Already, the fairly primitive UMPK has proven to be a considerable headache for Ukrainian air defense operators and the Kh-38ML will only compound their problems, provided it’s fielded in meaningful numbers.

This latter point may reveal the major drawback of the Kh-38ML, namely the ability of Russia’s industry to produce it in the quantities needed. Hampered by crippling international sanctions, Russia’s ability to manufacture high-technology weapons without access to Western components has been repeatedly questioned.
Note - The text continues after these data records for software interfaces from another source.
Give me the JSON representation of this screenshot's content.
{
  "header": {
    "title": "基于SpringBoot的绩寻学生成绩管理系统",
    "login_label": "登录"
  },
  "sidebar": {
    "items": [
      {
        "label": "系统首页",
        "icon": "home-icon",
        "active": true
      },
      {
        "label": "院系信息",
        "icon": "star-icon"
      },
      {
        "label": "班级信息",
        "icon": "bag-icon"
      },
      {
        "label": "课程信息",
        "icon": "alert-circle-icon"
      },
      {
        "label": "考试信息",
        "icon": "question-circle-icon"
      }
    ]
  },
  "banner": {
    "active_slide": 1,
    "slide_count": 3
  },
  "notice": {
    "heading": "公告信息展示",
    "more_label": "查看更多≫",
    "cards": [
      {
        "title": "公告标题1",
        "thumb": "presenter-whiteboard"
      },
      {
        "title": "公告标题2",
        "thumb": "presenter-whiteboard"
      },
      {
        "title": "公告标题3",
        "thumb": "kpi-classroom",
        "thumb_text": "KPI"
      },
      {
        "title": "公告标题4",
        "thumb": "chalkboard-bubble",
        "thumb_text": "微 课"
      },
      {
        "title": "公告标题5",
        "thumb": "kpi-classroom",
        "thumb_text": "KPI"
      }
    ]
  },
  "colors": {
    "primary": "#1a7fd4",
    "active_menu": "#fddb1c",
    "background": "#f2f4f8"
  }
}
A new offensive in the Kharkiv region means that Russian aircraft will likely be operating more frequently in close proximity to Ukrainian ground-based air defenses. As such, weapons offering standoff range, like the Kh-38ML, are only likely to become more important to the Russian Aerospace Forces and will provide Ukraine with further difficulties as it seeks to counter them.

Contact the author: thomas@thewarzone.com